* [WHAT YOU WILL DO]:
Pull every line containing the word "Antwerpen" from the records.

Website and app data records
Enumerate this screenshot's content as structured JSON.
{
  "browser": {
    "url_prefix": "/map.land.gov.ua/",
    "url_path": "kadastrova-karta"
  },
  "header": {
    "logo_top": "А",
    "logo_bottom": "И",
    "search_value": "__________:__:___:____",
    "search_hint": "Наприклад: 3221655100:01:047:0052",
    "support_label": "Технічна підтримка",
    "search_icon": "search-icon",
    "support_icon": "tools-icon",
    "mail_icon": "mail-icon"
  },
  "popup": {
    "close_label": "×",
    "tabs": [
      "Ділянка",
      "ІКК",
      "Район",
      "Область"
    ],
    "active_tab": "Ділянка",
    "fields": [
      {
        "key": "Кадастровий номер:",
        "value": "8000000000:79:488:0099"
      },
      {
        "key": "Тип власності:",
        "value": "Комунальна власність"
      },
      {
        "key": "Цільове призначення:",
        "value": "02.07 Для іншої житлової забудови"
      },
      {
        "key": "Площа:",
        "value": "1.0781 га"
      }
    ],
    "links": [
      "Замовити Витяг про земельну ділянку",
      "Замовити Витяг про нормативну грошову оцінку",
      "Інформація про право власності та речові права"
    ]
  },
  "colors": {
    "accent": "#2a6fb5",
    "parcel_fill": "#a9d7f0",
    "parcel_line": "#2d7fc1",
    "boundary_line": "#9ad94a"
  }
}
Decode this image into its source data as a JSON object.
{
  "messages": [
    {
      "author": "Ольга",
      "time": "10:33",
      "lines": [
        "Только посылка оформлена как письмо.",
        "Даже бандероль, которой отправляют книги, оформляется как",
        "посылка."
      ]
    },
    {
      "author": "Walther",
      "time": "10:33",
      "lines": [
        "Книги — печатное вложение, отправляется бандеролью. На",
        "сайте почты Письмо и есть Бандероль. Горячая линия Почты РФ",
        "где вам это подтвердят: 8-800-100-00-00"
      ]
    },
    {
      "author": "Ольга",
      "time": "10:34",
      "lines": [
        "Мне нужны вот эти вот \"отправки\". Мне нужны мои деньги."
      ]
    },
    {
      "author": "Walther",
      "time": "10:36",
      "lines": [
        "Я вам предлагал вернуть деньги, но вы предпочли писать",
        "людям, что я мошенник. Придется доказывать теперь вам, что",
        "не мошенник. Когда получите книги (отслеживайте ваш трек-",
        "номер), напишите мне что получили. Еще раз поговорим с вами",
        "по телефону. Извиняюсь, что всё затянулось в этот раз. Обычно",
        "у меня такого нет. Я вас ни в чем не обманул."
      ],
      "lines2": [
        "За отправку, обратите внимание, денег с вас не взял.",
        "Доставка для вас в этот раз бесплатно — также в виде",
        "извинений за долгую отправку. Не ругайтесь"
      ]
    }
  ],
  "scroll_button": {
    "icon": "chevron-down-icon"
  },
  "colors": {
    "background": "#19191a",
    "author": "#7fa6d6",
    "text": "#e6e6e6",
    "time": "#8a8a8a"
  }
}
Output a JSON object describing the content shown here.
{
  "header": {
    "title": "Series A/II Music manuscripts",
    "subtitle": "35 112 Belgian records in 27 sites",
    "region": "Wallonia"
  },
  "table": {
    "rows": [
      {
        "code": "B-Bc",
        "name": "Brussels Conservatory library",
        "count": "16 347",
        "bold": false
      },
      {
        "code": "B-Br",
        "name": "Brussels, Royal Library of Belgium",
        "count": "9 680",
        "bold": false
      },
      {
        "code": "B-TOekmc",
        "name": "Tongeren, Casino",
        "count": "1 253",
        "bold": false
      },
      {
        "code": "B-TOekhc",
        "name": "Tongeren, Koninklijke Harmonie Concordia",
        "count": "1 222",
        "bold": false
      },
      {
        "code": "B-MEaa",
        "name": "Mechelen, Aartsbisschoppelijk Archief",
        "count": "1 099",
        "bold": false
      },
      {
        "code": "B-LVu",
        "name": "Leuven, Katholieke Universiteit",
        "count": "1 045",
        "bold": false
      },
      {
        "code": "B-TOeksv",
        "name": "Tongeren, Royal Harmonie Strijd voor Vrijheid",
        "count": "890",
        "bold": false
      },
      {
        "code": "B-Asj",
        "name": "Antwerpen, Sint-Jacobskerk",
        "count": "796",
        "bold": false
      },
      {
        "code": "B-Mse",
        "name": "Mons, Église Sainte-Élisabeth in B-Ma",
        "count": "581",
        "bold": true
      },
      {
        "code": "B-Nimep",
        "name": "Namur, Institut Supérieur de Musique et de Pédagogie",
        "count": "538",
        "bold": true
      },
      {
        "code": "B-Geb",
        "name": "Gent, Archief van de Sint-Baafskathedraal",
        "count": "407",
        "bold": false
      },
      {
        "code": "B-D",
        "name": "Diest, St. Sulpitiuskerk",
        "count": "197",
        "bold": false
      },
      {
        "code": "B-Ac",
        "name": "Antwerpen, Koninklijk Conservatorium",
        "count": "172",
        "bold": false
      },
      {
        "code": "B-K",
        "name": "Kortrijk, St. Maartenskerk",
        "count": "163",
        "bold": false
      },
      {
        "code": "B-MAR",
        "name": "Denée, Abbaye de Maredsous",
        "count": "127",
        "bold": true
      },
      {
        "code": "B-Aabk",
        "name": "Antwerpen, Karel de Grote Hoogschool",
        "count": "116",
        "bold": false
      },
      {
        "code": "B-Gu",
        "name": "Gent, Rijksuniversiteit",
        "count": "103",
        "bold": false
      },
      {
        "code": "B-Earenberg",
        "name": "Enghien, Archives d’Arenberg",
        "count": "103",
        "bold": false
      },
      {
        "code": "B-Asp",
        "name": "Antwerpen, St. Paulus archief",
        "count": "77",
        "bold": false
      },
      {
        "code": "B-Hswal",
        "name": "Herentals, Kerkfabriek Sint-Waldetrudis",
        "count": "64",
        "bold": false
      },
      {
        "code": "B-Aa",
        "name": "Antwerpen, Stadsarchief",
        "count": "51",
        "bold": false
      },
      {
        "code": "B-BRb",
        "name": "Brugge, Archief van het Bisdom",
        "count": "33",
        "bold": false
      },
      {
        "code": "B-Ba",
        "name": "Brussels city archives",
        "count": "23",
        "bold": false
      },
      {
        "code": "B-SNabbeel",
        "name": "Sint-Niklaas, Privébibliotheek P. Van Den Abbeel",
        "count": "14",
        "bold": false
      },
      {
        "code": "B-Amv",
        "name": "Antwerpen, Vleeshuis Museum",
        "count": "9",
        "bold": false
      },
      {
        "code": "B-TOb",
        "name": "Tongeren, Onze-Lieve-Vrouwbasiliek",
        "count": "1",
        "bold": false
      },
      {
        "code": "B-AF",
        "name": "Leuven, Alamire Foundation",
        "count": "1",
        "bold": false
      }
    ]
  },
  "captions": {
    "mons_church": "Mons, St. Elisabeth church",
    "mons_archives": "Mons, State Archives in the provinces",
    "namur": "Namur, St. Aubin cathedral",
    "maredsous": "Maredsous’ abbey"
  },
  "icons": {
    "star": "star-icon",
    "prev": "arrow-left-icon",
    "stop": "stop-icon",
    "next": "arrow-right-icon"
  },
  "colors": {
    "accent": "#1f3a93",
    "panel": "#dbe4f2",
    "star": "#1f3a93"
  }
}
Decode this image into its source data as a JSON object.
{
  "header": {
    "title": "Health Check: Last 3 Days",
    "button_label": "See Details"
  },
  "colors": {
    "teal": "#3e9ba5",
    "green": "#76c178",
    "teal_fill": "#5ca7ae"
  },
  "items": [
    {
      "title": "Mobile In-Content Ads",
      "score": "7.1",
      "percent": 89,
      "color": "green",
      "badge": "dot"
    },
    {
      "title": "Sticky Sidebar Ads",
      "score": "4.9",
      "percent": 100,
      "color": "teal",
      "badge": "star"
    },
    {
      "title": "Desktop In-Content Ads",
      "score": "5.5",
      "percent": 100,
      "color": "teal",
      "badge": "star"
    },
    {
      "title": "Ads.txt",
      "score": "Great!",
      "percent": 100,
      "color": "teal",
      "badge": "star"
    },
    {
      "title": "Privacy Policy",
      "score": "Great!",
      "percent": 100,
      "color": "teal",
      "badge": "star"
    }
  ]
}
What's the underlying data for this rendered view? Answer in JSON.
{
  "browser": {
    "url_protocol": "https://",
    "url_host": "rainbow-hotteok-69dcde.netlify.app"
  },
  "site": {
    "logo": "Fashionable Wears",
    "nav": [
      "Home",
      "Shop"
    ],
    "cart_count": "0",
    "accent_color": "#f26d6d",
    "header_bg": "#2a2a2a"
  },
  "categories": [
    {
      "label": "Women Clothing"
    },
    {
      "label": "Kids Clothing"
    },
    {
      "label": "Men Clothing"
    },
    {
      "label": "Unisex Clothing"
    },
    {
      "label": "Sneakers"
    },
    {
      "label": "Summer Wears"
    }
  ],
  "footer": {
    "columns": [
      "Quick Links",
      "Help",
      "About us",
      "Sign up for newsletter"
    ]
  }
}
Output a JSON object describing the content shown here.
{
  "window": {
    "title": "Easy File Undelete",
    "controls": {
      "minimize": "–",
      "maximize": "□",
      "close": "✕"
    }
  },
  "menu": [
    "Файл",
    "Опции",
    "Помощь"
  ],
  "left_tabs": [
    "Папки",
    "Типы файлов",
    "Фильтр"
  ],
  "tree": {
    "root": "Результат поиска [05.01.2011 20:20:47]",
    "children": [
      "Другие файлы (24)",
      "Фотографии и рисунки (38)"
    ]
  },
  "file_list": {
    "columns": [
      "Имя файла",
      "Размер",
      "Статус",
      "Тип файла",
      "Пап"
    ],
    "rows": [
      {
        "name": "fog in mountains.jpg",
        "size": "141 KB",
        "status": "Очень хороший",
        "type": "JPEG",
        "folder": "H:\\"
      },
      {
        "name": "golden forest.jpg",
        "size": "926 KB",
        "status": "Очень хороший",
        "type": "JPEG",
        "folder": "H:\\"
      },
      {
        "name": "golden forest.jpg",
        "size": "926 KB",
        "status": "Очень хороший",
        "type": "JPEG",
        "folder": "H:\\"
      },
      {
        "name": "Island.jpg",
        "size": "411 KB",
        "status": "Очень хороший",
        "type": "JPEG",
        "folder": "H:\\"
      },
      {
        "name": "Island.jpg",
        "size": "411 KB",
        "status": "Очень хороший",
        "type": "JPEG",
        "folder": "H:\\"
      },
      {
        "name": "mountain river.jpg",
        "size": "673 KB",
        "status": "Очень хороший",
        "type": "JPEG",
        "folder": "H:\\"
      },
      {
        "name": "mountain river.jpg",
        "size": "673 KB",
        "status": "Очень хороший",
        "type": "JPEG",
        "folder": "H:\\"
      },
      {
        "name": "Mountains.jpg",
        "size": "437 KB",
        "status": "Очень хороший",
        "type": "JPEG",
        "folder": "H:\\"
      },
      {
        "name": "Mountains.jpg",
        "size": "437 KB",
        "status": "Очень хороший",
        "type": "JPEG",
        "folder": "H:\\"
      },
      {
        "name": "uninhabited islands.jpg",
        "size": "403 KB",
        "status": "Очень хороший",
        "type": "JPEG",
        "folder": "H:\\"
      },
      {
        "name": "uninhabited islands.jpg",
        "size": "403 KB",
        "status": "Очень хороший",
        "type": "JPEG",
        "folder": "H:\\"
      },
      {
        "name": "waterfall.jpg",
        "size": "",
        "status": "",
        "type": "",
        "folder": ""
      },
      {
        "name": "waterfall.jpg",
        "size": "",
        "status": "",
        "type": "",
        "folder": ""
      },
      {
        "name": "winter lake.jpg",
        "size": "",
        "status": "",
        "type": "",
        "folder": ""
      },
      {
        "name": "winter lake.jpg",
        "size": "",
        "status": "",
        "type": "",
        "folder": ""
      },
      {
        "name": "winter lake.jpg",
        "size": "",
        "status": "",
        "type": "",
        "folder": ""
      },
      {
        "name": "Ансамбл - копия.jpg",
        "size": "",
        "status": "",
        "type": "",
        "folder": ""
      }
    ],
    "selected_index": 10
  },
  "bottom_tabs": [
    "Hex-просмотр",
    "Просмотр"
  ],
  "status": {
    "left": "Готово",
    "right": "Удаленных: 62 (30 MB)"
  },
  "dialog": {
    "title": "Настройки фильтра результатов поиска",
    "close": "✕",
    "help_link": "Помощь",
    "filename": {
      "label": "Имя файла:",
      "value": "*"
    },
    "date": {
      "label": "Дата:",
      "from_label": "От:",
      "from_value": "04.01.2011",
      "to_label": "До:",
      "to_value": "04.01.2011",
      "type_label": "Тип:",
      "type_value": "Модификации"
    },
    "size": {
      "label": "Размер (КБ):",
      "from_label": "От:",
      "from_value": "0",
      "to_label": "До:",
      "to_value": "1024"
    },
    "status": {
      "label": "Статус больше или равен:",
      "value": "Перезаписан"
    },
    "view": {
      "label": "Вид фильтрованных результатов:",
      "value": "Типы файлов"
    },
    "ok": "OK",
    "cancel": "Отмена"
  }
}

* [RESULT]:
        "name": "Antwerpen, Sint-Jacobskerk",
        "name": "Antwerpen, Koninklijk Conservatorium",
        "name": "Antwerpen, Karel de Grote Hoogschool",
        "name": "Antwerpen, St. Paulus archief",
        "name": "Antwerpen, Stadsarchief",
        "name": "Antwerpen, Vleeshuis Museum",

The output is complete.